** HOW TO COMPLETE THIS TASK **
Beneath this task are records; tally the lines in them that contain "JSON" and report only the number.

(Stored dataset items)
#####
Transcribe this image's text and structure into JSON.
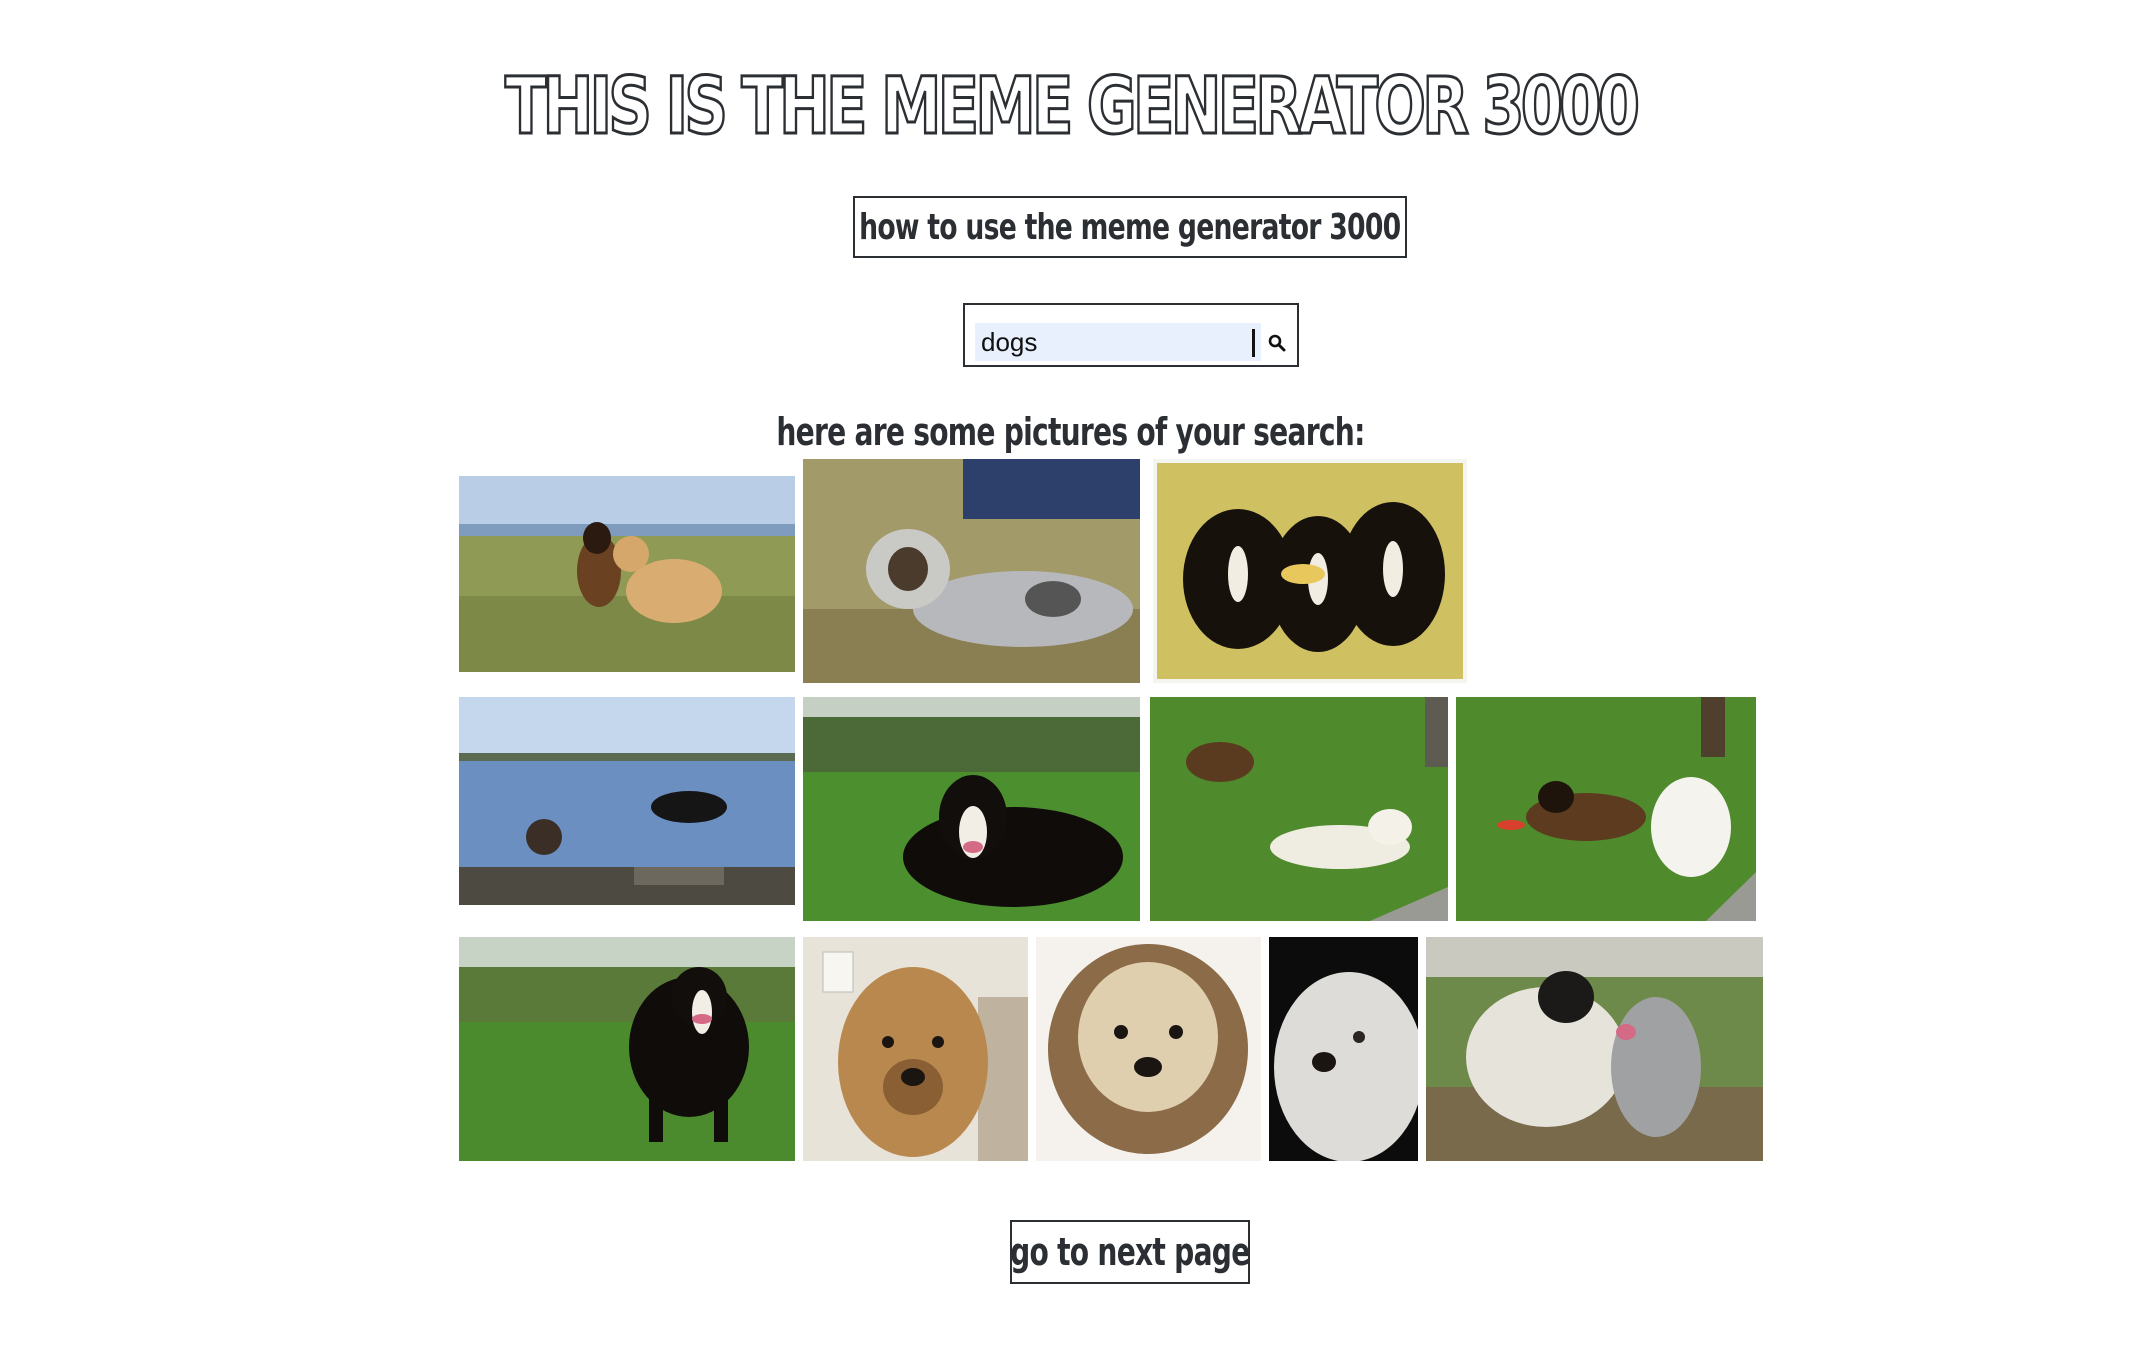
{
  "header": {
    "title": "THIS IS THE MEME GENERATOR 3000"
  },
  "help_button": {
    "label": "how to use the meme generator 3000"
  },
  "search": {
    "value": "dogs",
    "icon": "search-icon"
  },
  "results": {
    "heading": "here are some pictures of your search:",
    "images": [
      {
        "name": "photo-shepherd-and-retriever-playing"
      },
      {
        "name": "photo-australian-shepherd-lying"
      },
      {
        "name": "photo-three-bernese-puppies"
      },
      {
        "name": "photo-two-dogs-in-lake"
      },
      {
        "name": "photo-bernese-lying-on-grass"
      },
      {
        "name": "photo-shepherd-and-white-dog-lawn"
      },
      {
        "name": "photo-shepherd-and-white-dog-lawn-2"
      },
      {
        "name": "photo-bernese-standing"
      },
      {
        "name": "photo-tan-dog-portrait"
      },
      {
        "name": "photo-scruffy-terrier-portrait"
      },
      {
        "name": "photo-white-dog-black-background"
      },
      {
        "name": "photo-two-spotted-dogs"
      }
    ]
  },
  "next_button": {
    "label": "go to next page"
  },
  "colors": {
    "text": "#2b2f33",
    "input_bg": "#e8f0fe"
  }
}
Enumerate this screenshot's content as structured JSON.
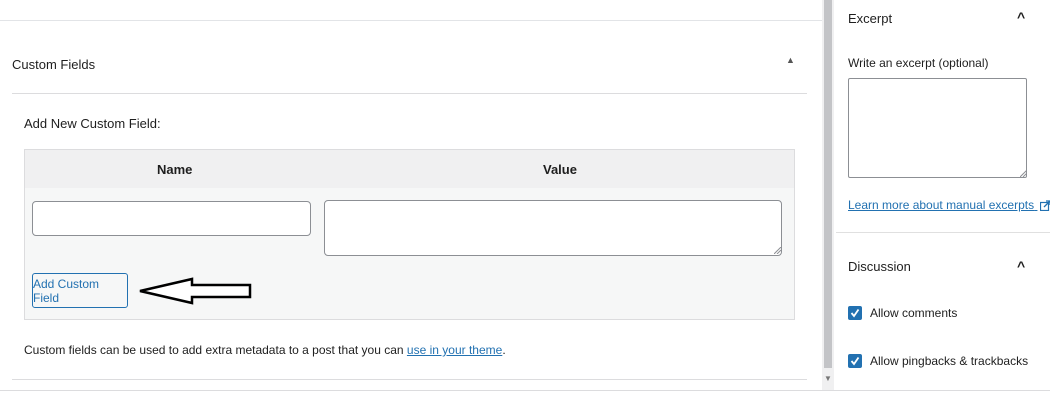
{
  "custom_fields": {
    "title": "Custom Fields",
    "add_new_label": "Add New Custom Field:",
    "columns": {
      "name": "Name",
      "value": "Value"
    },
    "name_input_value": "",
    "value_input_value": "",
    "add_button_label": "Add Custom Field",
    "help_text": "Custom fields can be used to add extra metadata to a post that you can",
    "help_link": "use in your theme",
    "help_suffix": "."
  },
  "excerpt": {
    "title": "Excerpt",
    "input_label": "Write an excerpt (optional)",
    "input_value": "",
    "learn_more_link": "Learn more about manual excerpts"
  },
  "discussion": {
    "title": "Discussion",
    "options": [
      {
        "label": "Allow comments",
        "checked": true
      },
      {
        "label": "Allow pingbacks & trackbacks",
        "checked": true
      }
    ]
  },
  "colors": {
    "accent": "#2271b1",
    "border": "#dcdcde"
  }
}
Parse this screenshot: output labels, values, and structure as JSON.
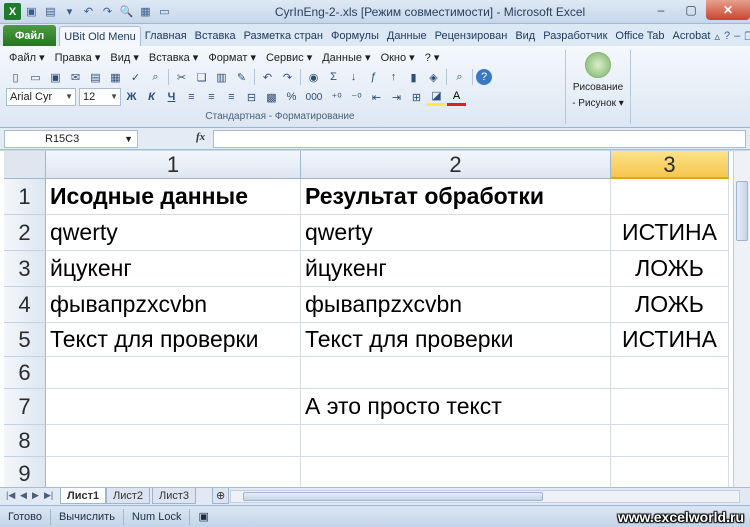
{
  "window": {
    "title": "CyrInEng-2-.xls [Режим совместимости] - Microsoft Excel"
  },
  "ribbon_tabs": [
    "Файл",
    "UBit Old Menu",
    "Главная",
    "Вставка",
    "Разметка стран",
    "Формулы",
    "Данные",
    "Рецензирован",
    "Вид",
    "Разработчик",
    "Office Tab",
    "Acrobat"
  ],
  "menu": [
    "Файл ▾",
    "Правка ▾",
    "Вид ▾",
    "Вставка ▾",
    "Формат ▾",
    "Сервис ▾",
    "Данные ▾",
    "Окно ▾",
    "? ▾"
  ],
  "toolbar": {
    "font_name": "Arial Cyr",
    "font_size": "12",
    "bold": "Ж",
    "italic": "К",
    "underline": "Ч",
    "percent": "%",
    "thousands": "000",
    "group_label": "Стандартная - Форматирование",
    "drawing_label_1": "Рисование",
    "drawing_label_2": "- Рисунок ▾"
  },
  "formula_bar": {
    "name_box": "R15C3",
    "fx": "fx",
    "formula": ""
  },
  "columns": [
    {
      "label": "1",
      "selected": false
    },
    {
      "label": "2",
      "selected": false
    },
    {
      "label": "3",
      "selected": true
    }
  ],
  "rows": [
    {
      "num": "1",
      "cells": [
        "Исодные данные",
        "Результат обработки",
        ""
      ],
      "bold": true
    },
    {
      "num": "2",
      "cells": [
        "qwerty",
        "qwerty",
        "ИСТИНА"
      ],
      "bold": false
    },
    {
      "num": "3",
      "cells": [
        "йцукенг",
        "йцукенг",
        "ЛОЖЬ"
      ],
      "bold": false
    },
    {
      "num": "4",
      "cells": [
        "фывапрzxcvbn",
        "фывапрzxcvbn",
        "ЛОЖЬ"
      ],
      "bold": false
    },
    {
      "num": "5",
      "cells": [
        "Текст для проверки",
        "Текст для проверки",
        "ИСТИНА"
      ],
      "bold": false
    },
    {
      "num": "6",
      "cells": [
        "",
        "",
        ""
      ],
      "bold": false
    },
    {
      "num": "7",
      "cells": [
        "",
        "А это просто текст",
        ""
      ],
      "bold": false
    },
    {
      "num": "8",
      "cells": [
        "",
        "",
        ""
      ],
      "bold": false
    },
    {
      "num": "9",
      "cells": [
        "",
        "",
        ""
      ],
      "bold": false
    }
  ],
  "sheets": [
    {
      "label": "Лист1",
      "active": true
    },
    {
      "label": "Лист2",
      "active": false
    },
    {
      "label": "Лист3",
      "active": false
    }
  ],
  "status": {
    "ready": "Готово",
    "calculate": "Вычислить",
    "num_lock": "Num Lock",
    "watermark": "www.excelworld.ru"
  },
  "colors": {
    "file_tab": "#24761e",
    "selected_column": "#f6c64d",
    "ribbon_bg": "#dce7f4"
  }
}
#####
** ANSWER SECTION **
3